#time warner

David Carr and Ravi Somaiya on the spin-off of Time Inc. from Time Warner:

The new entity will start off with $1.3 billion in debt, including $600 million that will go toward a one-time cash dividend to Time Warner shareholders. That stands in stark contrast to Rupert Murdoch’s News Corporation, which was given a $2 billion cash cushion when it was spun off into a separate company last year. At approximately three times earnings, Time Inc.’s debt is high-risk, and Moody’s has rated it at less than investment grade.

As recently as 2006, Time Inc. produced about $1 billion in earnings, a figure that is now down to $370 million. Revenue has declined in 22 of the last 24 quarters, which has tried the patience of both investors and Jeffrey L. Bewkes, Time Warner’s chief executive.

I’m a bit late to this, but there are a couple staggering things here. Earnings have been sliced by almost two-thirds — in just eight years. And the amount of debt they’re saddling this thing with seems absolutely insane. It’s really hard to see how Time Inc. exists in ten years. Maybe even five.

David Carr spoke with law professor Susan Crawford about her new book about the telecom industry:

In a recent conversation, she explained that wired and wireless connections, building blocks of modern life, are now essentially controlled by four companies. Comcast and Time Warner have a complete lock on broadband in the markets they control, covering some 50 million American homes, while Verizon and AT&T own 64 percent of cellphone service. Don’t get her started on the Comcast-NBCUniversal merger unless you have some time on your hands.

“They have acted in parallel to exclude competitors and used every lever they had to gain control over their markets. My whole book is essentially an argument to buy stock in cable companies,” she said with a laugh.

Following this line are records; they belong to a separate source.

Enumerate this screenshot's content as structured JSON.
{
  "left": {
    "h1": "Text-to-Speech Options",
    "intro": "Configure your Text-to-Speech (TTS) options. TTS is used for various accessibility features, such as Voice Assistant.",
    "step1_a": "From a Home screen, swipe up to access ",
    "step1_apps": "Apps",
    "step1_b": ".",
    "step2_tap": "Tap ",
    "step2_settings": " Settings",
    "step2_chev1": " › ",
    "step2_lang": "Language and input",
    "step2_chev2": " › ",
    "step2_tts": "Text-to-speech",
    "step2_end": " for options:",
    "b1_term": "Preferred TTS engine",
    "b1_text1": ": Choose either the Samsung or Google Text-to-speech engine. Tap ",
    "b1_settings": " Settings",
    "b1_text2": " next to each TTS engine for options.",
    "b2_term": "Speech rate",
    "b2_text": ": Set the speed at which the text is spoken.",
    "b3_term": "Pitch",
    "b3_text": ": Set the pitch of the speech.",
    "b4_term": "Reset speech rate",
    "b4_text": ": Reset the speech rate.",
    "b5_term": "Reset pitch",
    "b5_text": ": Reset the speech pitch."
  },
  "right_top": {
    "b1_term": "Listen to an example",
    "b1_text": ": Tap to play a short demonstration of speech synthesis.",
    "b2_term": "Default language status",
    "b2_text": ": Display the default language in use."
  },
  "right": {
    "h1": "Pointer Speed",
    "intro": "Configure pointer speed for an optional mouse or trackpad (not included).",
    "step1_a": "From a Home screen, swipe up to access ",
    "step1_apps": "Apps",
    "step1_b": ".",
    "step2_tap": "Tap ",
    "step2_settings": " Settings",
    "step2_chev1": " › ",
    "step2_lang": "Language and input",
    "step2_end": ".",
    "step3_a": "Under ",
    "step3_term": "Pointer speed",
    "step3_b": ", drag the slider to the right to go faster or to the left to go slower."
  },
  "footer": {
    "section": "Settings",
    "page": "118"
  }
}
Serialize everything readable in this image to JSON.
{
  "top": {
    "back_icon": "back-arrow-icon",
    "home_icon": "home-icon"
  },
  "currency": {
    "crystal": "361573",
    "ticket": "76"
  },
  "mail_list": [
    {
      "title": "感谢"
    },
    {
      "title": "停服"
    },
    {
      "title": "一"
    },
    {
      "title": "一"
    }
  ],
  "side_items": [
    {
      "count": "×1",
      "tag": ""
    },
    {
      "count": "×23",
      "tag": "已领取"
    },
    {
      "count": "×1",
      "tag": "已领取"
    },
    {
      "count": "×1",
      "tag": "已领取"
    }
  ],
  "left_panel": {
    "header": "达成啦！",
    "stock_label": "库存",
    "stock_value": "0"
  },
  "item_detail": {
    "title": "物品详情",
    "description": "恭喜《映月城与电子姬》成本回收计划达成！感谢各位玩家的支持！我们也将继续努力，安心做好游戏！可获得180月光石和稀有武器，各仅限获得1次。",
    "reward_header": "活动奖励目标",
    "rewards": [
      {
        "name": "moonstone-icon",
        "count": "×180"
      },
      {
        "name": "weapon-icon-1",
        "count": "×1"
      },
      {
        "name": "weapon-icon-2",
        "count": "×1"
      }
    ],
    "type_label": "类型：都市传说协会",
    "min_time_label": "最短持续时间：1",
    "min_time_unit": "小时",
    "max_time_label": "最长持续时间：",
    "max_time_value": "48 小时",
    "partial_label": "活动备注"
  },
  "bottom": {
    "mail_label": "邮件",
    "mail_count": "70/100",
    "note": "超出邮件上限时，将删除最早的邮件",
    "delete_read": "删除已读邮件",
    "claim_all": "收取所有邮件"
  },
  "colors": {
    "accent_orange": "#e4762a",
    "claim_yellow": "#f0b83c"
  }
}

Her main argument is not that these giant companies are evil, but rather that they’ve perfected the art of dominating their industries, with the government doing little to stop it — which is ultimately going to hurt us all.

Nice NYT Q&A with Steve Case by Adam Bryant. On the topic of “what he would have done differently” after the AOL/Time Warner merger:

One would be that if we’d brought these companies together — and I say this somewhat in jest, but it makes a point — we should have fired the top 50 executives, myself included, and hired 50 new executives who brought new perspectives and could look at this through the focus on the future, not in the rearview mirror. It would have done better. There is a reason why that happens whenever a new president is elected. They bring in an entirely new team to get behind their vision and execute that vision. If it were the same 50 people from the prior administration being asked to implement new policies for the new president, it would not work.

An interesting way to think about a mega-merger: combine the assets and get new blood in there to run it.

After my post last night about HBO breaking its cable addiction, a number of you pointed out that this will never happen because HBO is owned by Time Warner.

That’s true — but remember that Time Warner Cable hasn’t been affiliated with Time Warner since 2009. They share a name (which they use under license), but they’re a completely independent company. Time Warner owns HBO, not Time Warner Cable. 

If you want proof of just how unaffiliated the two are now, look no further than the fact that Time Warner Cable is only now getting HBO Go access. Comcast and a dozen other cable providers got access first as TW/TWC negotiations dragged on. 

So while it’s a bit confusing, HBO’s Time Warner parent shouldn’t hamper my plan. Time Warner should be looking towards the future, not their old cable subsidiary.